I am not suggesting every Jew becomes Bal Tshuva (or religious). What I am suggesting, however, is that Jewish students who take advantage of these resources (as they should!) should be more conscientious of the efforts put into making Jewish life so accessible for us. We can start by understanding why these services are so rampantly available.
It is no secret that college campuses are essentially an agar plate for assimilation to feed off of and thrive in. Students leave their Jewish-oriented homes and enter a comparatively secular environment where abandoning the Jewish faith is incredibly easy — and increasingly appealing. It’s somewhat understandable: the kosher chicken costs twice as much as the non-kosher one at Trader Joe’s, and studying for Chem 14D seems to be a better use of time than lounging around all Shabbat. The frat party during Sukkot is more exciting than sitting in a hut all night, and it’s much easier to crush on that gorgeous goy in Anthro 120 than the Jewish boy your bubby would approve of. College offers so many distractions, and practicing Judaism can become burdensome, expensive and inconvenient.
However, college is where we develop our sense of self and decide the kind of lives we want to lead, and with whom. The choices we make in these four years can pave the road ahead, and have real consequences — not just in our own lives, but for American Jewry as a whole. Assimilation is a real threat. As a result, college can be a make it or break it experience when it comes to Judaism.
The fear of a gradual Jewish extinction is why I believe there are so many organizations offering free services to Jewish students. Jews cannot afford to lose any more of their already small population, so it is important to keep the community tight-knit and close to its roots.
So now the question becomes, do these services actually contribute to creating a stronger Jewish community? Or have they merely bred a society of takers? I’d like to stay optimistic and think that the Jewish community at UCLA is admirable for its tikkun olam efforts and overall unity. I am very proud of us as a whole, but I cannot ignore the reality: why is it that when something is offered to us, we run towards it, but when it comes to giving back, we run away?
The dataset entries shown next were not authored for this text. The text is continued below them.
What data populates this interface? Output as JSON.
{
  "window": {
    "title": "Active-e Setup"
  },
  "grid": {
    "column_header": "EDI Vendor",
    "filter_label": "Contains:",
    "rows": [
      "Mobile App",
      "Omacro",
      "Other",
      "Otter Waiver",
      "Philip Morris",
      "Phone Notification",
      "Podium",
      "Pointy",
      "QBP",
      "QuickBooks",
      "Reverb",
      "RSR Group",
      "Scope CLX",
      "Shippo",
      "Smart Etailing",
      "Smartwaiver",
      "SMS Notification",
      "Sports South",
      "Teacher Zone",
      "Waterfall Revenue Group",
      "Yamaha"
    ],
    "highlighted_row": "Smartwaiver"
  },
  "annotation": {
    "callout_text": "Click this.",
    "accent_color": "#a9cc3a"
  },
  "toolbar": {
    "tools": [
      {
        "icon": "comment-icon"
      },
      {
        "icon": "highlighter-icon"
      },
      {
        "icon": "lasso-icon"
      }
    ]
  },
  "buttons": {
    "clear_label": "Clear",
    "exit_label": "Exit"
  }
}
College is our time to find ourselves, and we therefore believe that it’s in our job description to be selfish during these four years. But it’s not. It’s our job to cultivate ourselves into productive members of society. It is our job to learn and grow into something greater in the future. It’s our job to take as much are we are able to give back, if not more.
My suggestion is to start small. When you’re at a free Shabbat meal, pour your neighbor a cup of water before pouring one for yourself. When the organization of your preference is hosting a fundraiser, contribute chai ($18, about how much you’d actually spend for the food they provide you with). During chagim, send “Chag Sameach” messages to the Jewish Bruins you appreciate. Create a community based on something other than taking — namely, giving.
Yes, we are millennials, a global generation. Yes, we are known for our entitlement and narcissism. But we cannot let this trait define our greater roles and purpose in this world. We must not turn into a society of takers. We must forever be a light unto the nations.